Tasting fees for the four wineries we visited ranged from $0 (Heitz) to $25 (Duckhorn, Darioush), although many wineries go considerably higher. This fee included a flight of wine and in some cases a tour of an hour or more (Chappellet). In Washington tasting fees are increasingly common with most about $5 and topping out at about $10. Unlike Napa wineries, most Washington wineries refund the tasting fee if you purchase wine. I did not see this in the wineries we visited.
Many Napa wineries, while open to the public, require reservations. This involves a good deal of advance planning as you need to think about how long you want to spend at a winery and the time required to get to the next winery. You may need to make sacrifices because reservations are not available for the dates or times you seek. This has become increasingly common over the last several years. In Washington, while a number of wineries require appointments if they are not open to the public, few if any at this time require appointments if they are open to the public.
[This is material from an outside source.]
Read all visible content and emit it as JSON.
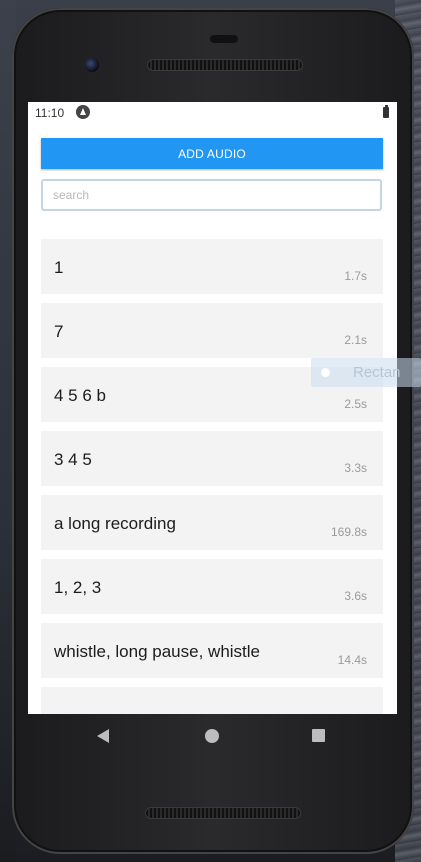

In terms of its modern history, Napa Valley – which has about 400 wineries compared to Washington state’s 600 – has evolved over the last thirty or so years. I would expect Washington’s evolution to be considerably quicker given that Napa and others have provided the template. In this way, I would expect to see a lot of these differences diminish over the next ten to fifteen years.
More on the wineries themselves in subsequent posts.
Great writeup, Sean! While I prefer the warehouse winery that is spending more money on grapes and equipment, and less money on landscaping, I’m willing to accept that I might not be the target audience for many of these wineries.
Will be very interested to hear what you thought of the wines…
One thing I’d like to add…although you may be paying a bit more per wine tasting in Napa, if you make reservations ahead of time, you certainly are treated very well and absolutely get more for money with regards to both wine and experience. Wines are phenomenal in both WA and Napa, just different.
This is a good point and is something I would put as part of the overall experience. In Washington, at present, the wine is often forced to speak for itself. In Napa, wineries frequently look to use service as a differentiator. This is not a political statement on Washington’s part. Rather it is a matter of frank economics. Many wineries don’t (yet) have money to throw at elaborate tasting rooms and dozens of service professionals to serve you.
This is not to say you are not treated well in Washington. In fact, part of the fun of Washington is interacting with the winemakers who are frequently pouring at the winery. I can’t say I have met many winemakers pouring in Napa. However, in Washington, it is not uncommon as wineries start to increase in size and expand their tasting room hours beyond the weekend to get so so service, often because friends and loved ones are pulled in to duty. Sometimes this can have a large effect on service and your perceptions of the winery. Sometimes small but significant ones. Many a time I have asked someone in a tasting room about the wine – the origin of the grapes, etc. – and they haven’t known anything about the wine. This is always disappointing. In Napa, word of this would spread around the valley like a brush fire. The reason of course is that Napa and Washington are at very different points in their evolution. As the wineries in Washington continue to grow there will be an increasing emphasis on all aspects of service. The tasting rooms will become more opulent. The person pouring the wine may know a lot about the wine but may no longer be the winemaker. The prices will surely not be the same and we will laugh at the day we lamented what they are now. So my fellow Washington wine lovers, enjoy the good things in Washington and don’t sweat the bad too much. Both will surely change at some point in the future!
One final note, I agree with you that both Washington and Napa make phenomenal wines but I think that Ghandi said it best. I have taken some liberties. “I like your California wines. I do not like your Californians. They are so unlike your California wines.”